= WHAT TO WORK ON =
Which lines of the listing hold the string "Filter"? Show each of them.

= EXTRACTED DATA =
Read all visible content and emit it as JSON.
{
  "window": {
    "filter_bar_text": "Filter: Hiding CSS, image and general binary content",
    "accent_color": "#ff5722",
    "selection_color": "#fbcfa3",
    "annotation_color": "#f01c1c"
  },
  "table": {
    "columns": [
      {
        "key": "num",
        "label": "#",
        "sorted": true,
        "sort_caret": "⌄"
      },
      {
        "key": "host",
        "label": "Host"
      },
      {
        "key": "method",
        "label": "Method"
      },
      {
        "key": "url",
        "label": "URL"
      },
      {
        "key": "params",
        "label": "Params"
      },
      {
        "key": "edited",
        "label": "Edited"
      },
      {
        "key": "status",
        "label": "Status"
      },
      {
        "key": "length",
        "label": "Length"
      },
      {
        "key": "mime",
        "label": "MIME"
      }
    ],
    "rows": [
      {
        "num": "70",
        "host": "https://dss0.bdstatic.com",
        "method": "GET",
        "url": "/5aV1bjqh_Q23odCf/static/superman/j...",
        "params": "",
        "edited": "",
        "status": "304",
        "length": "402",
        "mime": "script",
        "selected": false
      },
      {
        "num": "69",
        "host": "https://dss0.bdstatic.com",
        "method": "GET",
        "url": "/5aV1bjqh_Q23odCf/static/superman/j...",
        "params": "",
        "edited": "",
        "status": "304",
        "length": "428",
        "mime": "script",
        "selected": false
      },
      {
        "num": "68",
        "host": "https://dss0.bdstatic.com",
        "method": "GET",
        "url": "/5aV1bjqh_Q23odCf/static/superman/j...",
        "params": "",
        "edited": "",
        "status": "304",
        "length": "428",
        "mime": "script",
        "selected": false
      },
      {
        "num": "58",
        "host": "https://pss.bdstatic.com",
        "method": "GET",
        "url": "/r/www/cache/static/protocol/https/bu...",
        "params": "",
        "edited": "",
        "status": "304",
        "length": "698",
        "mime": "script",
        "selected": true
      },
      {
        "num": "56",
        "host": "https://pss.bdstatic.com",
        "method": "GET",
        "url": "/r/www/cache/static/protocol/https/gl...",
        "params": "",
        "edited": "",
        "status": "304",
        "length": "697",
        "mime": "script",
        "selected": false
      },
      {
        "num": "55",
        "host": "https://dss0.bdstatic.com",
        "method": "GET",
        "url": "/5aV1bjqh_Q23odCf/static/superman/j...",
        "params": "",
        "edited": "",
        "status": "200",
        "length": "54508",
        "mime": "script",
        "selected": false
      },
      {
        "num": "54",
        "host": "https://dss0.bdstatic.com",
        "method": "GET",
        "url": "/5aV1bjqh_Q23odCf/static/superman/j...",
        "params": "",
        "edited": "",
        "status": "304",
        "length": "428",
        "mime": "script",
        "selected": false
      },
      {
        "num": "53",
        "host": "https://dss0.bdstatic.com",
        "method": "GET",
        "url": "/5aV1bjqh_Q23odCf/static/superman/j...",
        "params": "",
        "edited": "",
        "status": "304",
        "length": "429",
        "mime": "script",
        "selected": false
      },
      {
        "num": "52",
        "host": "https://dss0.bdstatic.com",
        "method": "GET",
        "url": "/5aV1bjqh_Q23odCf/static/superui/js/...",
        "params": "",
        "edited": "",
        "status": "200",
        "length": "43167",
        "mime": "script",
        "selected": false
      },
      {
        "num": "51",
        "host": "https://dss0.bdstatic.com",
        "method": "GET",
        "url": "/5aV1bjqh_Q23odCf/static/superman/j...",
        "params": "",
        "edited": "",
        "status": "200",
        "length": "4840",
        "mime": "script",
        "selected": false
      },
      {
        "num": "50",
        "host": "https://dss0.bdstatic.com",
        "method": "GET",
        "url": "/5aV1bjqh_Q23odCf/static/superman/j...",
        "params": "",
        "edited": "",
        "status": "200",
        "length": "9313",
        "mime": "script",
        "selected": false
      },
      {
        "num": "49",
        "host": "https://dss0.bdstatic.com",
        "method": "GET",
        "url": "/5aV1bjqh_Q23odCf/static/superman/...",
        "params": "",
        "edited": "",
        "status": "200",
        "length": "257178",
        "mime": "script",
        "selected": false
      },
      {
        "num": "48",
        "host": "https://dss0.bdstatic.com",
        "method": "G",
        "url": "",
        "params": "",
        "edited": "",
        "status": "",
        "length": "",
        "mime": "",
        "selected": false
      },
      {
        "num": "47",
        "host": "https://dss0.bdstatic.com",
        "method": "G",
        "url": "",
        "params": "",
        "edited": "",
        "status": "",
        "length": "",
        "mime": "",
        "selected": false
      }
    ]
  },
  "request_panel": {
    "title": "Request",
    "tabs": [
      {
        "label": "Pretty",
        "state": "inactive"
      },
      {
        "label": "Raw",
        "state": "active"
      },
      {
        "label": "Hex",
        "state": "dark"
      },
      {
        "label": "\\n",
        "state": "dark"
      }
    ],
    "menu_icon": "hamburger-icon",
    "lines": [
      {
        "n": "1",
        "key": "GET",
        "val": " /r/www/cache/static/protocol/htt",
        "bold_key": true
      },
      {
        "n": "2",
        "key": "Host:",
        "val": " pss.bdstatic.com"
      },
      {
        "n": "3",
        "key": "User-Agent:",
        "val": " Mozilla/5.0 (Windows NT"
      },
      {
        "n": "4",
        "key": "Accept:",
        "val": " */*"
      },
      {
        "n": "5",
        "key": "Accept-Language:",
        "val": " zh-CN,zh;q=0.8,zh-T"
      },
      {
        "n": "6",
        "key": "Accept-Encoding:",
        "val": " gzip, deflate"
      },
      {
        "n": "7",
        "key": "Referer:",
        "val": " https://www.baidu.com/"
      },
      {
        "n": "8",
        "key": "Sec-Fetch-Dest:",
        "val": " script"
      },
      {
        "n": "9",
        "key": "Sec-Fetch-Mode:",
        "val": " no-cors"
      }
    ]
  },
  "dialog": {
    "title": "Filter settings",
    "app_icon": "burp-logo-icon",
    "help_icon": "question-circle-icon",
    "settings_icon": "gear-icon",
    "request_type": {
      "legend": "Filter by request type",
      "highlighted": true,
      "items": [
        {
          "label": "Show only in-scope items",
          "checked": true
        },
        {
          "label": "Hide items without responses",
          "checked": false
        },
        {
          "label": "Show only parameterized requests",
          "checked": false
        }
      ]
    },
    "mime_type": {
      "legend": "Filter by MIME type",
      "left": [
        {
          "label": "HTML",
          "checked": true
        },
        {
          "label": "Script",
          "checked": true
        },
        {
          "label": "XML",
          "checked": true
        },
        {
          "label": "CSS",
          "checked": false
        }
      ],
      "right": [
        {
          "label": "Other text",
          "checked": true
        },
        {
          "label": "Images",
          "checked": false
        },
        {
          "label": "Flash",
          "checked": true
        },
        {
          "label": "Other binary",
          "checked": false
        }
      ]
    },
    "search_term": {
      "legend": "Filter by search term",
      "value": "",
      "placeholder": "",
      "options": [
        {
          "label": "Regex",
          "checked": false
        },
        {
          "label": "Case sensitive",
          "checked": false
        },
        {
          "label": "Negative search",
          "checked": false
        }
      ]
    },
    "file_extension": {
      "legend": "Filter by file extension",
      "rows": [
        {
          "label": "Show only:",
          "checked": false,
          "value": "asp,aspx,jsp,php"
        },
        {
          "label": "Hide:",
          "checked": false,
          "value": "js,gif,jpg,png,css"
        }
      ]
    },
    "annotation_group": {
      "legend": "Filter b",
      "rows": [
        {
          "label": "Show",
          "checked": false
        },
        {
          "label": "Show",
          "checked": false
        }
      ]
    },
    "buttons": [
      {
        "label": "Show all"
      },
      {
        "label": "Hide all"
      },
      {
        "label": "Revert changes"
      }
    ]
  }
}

= YOUR RESPONSE =
    "filter_bar_text": "Filter: Hiding CSS, image and general binary content",
    "title": "Filter settings",
      "legend": "Filter by request type",
      "legend": "Filter by MIME type",
      "legend": "Filter by search term",
      "legend": "Filter by file extension",
      "legend": "Filter b",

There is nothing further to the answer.